While law schools look internally to reverse the decline, Areen said they must begin speaking out against the barrage of criticism that has been leveled at legal education. Although law schools have been criticized for much of their history, she traced the recent punishment to a series of New York Times articles that shined a harsh spotlight on legal education in 2010. Some of the attacks on how law schools previously reported graduates’ employment statistics were warranted, she said, but the condemnation of what is being taught was one-sided.

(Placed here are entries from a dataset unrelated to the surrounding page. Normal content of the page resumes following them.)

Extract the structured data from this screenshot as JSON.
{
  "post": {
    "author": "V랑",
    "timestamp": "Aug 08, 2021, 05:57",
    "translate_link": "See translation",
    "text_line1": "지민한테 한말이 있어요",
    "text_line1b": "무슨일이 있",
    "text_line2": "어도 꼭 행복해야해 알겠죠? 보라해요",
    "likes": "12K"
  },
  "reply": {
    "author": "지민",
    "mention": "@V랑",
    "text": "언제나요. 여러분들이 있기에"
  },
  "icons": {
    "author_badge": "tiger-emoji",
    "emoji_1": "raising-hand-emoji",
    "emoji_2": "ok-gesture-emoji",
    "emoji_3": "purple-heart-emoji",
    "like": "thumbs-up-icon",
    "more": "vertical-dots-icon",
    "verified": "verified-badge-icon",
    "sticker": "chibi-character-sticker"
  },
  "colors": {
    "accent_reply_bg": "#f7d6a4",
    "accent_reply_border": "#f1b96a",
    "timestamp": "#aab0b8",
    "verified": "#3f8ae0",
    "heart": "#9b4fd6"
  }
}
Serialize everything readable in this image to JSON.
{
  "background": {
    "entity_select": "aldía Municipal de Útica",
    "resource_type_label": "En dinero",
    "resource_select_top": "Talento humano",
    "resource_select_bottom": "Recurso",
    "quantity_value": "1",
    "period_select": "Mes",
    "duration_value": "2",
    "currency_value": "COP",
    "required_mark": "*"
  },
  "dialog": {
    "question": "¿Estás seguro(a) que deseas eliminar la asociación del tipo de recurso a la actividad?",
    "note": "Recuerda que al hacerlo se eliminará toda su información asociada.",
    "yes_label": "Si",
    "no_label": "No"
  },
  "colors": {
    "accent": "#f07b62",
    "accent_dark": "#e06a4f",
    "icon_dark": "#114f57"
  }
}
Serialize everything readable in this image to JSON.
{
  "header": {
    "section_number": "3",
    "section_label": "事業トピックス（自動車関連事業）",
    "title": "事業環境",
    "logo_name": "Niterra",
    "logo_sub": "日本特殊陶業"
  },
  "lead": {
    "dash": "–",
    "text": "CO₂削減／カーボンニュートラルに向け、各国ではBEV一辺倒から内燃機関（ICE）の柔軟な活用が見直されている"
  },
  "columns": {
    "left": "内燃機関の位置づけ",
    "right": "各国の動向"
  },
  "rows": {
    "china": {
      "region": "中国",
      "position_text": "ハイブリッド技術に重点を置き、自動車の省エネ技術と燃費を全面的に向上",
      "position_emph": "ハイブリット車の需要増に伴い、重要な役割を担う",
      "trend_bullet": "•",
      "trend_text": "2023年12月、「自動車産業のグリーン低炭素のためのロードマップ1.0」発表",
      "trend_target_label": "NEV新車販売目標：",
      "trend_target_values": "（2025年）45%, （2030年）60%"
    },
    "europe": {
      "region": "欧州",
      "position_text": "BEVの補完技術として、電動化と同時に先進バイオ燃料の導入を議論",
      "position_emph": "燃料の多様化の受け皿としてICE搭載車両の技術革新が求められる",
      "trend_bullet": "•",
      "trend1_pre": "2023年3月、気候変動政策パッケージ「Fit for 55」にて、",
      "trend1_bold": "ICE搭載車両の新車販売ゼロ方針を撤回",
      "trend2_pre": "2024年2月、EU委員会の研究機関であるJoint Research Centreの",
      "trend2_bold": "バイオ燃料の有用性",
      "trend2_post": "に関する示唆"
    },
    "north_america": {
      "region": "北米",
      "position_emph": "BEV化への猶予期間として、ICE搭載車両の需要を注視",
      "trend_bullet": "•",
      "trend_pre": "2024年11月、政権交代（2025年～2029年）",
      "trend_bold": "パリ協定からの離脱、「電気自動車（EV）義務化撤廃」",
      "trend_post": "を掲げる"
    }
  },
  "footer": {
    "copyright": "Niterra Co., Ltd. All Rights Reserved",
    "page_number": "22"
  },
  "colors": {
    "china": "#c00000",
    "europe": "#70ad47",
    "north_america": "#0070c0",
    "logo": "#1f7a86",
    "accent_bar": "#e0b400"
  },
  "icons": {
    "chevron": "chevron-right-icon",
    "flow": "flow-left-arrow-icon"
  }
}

Areen advocated for law schools to continue their dual mission of teaching and research. Some of the criticism leveled in the media and in the legal profession has been at what is perceived as professors spending too little time in the classroom and too much time producing research that has little relevance. She traced the admiration across the world of American education to the teaching and scholarship that professors do.
“Research in law schools make it possible to identify areas of law (and) legal education in need of reform, to study our legal institution and practices, and to propose better approaches,” she said.
Today, faculty and deans should explain how their classrooms have changed. Instead of solely studying court opinions, law schools are giving students hands-on experiences through clinical work and offering courses in alternative dispute resolution and negotiation along with increasing the amount of pro bono work students and law professors provide.
Also, law schools need to more accurately describe the benefits of studying the law to prospective students.
“For too long, we described legal education as ‘teaching students to think like a lawyer.’ That is not a particularly attractive goal for a lot of undergraduates today,” Areen said. “I think we need to better communicate the breath of what students learn in law school. First that legal education can sharpen your analytic skills; second, it will sharpen your problem-solving ability; and third, it will improve your ability to communicate and advocate both in speaking and writing. That’s a set of goals much broader than ‘thinking like a lawyer.’”
Finally, she called for legal education organizations such as AALS and the ABA as well as law schools to strength their partnerships to meet the current challenges.
“… We need not fear what will happen if others reconsider legal education,” Areen said. “Together, I think, we will be able to regain the confidence of qualified college students and graduates that law school is a good choice, not for everyone, but for someone who wants to make a difference during their professional career, both in services to others and in addressing the most intractable problems that face our communities, our nation and the world.”